## DIRECTIONS
The expected result is the full set of records, copied precisely, with images dropped.

(Dataset items)
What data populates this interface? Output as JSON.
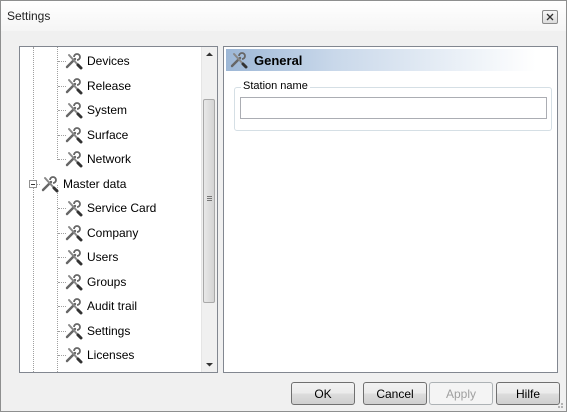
{
  "window": {
    "title": "Settings"
  },
  "tree": {
    "items": [
      {
        "label": "Devices",
        "level": 2
      },
      {
        "label": "Release",
        "level": 2
      },
      {
        "label": "System",
        "level": 2
      },
      {
        "label": "Surface",
        "level": 2
      },
      {
        "label": "Network",
        "level": 2
      },
      {
        "label": "Master data",
        "level": 1,
        "expanded": true
      },
      {
        "label": "Service Card",
        "level": 2
      },
      {
        "label": "Company",
        "level": 2
      },
      {
        "label": "Users",
        "level": 2
      },
      {
        "label": "Groups",
        "level": 2
      },
      {
        "label": "Audit trail",
        "level": 2
      },
      {
        "label": "Settings",
        "level": 2
      },
      {
        "label": "Licenses",
        "level": 2
      }
    ],
    "icon": "tools-icon"
  },
  "panel": {
    "header_title": "General",
    "icon": "tools-icon",
    "station_name_label": "Station name",
    "station_name_value": ""
  },
  "buttons": {
    "ok": "OK",
    "cancel": "Cancel",
    "apply": "Apply",
    "help": "Hilfe"
  },
  "colors": {
    "header_gradient_start": "#9db7d6",
    "border": "#828790"
  }
}
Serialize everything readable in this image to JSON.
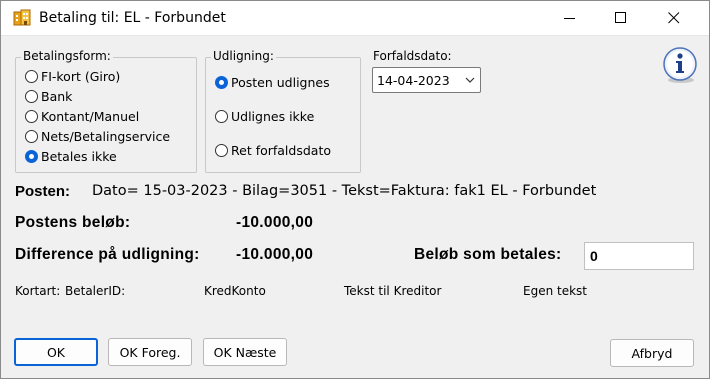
{
  "window": {
    "title": "Betaling til: EL - Forbundet",
    "icon": "building-app-icon"
  },
  "betalingsform": {
    "label": "Betalingsform:",
    "options": [
      {
        "label": "FI-kort (Giro)",
        "checked": false
      },
      {
        "label": "Bank",
        "checked": false
      },
      {
        "label": "Kontant/Manuel",
        "checked": false
      },
      {
        "label": "Nets/Betalingservice",
        "checked": false
      },
      {
        "label": "Betales ikke",
        "checked": true
      }
    ]
  },
  "udligning": {
    "label": "Udligning:",
    "options": [
      {
        "label": "Posten udlignes",
        "checked": true
      },
      {
        "label": "Udlignes ikke",
        "checked": false
      },
      {
        "label": "Ret forfaldsdato",
        "checked": false
      }
    ]
  },
  "forfaldsdato": {
    "label": "Forfaldsdato:",
    "value": "14-04-2023"
  },
  "posten": {
    "label": "Posten:",
    "text": "Dato= 15-03-2023  -  Bilag=3051  -  Tekst=Faktura: fak1 EL - Forbundet"
  },
  "postens_beloeb": {
    "label": "Postens beløb:",
    "value": "-10.000,00"
  },
  "difference": {
    "label": "Difference på udligning:",
    "value": "-10.000,00"
  },
  "beloeb_som_betales": {
    "label": "Beløb som betales:",
    "value": "0"
  },
  "fields": {
    "kortart": "Kortart:",
    "betaler_id": "BetalerID:",
    "kred_konto": "KredKonto",
    "tekst_til_kreditor": "Tekst til Kreditor",
    "egen_tekst": "Egen tekst"
  },
  "buttons": {
    "ok": "OK",
    "ok_foreg": "OK Foreg.",
    "ok_naeste": "OK Næste",
    "afbryd": "Afbryd"
  },
  "colors": {
    "accent": "#0a64d8",
    "background": "#f0f0f0",
    "titlebar": "#ffffff"
  }
}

## RESPONSE BELOW
What data populates this interface? Output as JSON.
{
  "window": {
    "title": "Settings"
  },
  "tree": {
    "items": [
      {
        "label": "Devices",
        "level": 2
      },
      {
        "label": "Release",
        "level": 2
      },
      {
        "label": "System",
        "level": 2
      },
      {
        "label": "Surface",
        "level": 2
      },
      {
        "label": "Network",
        "level": 2
      },
      {
        "label": "Master data",
        "level": 1,
        "expanded": true
      },
      {
        "label": "Service Card",
        "level": 2
      },
      {
        "label": "Company",
        "level": 2
      },
      {
        "label": "Users",
        "level": 2
      },
      {
        "label": "Groups",
        "level": 2
      },
      {
        "label": "Audit trail",
        "level": 2
      },
      {
        "label": "Settings",
        "level": 2
      },
      {
        "label": "Licenses",
        "level": 2
      }
    ],
    "icon": "tools-icon"
  },
  "panel": {
    "header_title": "General",
    "icon": "tools-icon",
    "station_name_label": "Station name",
    "station_name_value": ""
  },
  "buttons": {
    "ok": "OK",
    "cancel": "Cancel",
    "apply": "Apply",
    "help": "Hilfe"
  },
  "colors": {
    "header_gradient_start": "#9db7d6",
    "border": "#828790"
  }
}
Serialize everything readable in this image to JSON.
{
  "window": {
    "title": "Betaling til: EL - Forbundet",
    "icon": "building-app-icon"
  },
  "betalingsform": {
    "label": "Betalingsform:",
    "options": [
      {
        "label": "FI-kort (Giro)",
        "checked": false
      },
      {
        "label": "Bank",
        "checked": false
      },
      {
        "label": "Kontant/Manuel",
        "checked": false
      },
      {
        "label": "Nets/Betalingservice",
        "checked": false
      },
      {
        "label": "Betales ikke",
        "checked": true
      }
    ]
  },
  "udligning": {
    "label": "Udligning:",
    "options": [
      {
        "label": "Posten udlignes",
        "checked": true
      },
      {
        "label": "Udlignes ikke",
        "checked": false
      },
      {
        "label": "Ret forfaldsdato",
        "checked": false
      }
    ]
  },
  "forfaldsdato": {
    "label": "Forfaldsdato:",
    "value": "14-04-2023"
  },
  "posten": {
    "label": "Posten:",
    "text": "Dato= 15-03-2023  -  Bilag=3051  -  Tekst=Faktura: fak1 EL - Forbundet"
  },
  "postens_beloeb": {
    "label": "Postens beløb:",
    "value": "-10.000,00"
  },
  "difference": {
    "label": "Difference på udligning:",
    "value": "-10.000,00"
  },
  "beloeb_som_betales": {
    "label": "Beløb som betales:",
    "value": "0"
  },
  "fields": {
    "kortart": "Kortart:",
    "betaler_id": "BetalerID:",
    "kred_konto": "KredKonto",
    "tekst_til_kreditor": "Tekst til Kreditor",
    "egen_tekst": "Egen tekst"
  },
  "buttons": {
    "ok": "OK",
    "ok_foreg": "OK Foreg.",
    "ok_naeste": "OK Næste",
    "afbryd": "Afbryd"
  },
  "colors": {
    "accent": "#0a64d8",
    "background": "#f0f0f0",
    "titlebar": "#ffffff"
  }
}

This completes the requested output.